When you develop a WordPress plugin or theme, you might want to make use of the jQuery library included and distributed with the WordPress package.

The jQuery library is located inside the “wp-includes/js/jquery/” folder. Even though you know what the location of the jQuery library is, I do not recommend that you reference this script using a <script> tag. Rather make use of the wp_enqueue_script function included in the WordPress core which allows you to safely reference your Javascript scripts. I recently wrote an article entitled Using Javascript libraries with your WordPress plugin or theme which explains the wp_enqueue_script function.

So, first off, fire the wp_enqueue_script function in order to safely reference your jQuery library to ensure that the jQuery core is available for usage with your plugin or theme. Other plugins might fire this function with the same handle in order to use jQuery, but you don’t know this and you aren’t sure what other plugins your users will be using, so you have to be sure that it is included.

<?php wp_enqueue_script('jquery'); ?>

Ultimately, WordPress will insert a <script> tag into the <head> section of the page referencing the jQuery library by including the “jquery.js” source file.

Next thing to do is prevent conflicts between libraries.

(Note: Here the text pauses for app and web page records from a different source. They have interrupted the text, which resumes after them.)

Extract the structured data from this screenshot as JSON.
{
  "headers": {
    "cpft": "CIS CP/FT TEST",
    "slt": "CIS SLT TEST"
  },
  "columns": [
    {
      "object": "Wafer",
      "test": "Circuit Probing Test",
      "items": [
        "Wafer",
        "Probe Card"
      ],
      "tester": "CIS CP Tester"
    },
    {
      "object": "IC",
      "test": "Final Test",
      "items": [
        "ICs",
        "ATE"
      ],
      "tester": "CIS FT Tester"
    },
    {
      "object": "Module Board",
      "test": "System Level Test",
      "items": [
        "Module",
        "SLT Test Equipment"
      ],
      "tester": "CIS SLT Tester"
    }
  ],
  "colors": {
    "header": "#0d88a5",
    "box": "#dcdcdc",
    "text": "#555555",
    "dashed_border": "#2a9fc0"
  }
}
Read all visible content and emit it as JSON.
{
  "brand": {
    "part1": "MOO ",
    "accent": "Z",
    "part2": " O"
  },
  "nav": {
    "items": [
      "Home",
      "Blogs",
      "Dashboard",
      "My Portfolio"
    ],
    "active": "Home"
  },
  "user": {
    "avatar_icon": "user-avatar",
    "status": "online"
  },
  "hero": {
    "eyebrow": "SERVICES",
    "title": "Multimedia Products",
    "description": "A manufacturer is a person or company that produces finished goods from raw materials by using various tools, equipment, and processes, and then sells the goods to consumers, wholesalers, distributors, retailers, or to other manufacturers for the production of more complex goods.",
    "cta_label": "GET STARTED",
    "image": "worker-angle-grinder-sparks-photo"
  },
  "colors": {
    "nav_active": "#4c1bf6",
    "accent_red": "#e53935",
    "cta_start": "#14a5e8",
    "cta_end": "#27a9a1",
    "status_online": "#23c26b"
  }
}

By default, jQuery is used with a global variable which is a dollar sign. See the example below which shows (makes visible) an element on the page with the ID “mydiv”.

$("#mydiv").show();

Unfortunately, it is expected that this will conflict with other libraries which are also included and distributed with WordPress such as Prototype and Scriptaculous. WordPress (2.5+) don’t use these libraries on the front end or in the administration panel, though other third party plugins or the current theme which you are using might make use of these libraries which will result in a conflict between the libraries, causing a Javascript error on the page and terminating the execution of all other Javascript on the page.

A great workaround for this is to make use of the jQuery noConflict() method which allows you to create a new global Javascript object which is practically a jQuery instance on its own. See the example code below which shows you how to create this new, global object.

<script type="text/javascript">
$myjQuery = jQuery.noConflict();
</script>

With that done, you can now use this object instead and be confident that there won’t be any conflicts between the jQuery library and other libraries inside WordPress. Below is the modified code for making the element with the ID “mydiv” visible as shown earlier.

$myjQuery("#mydiv").show();

I hope this helps! Best of luck and feel free to post your comments!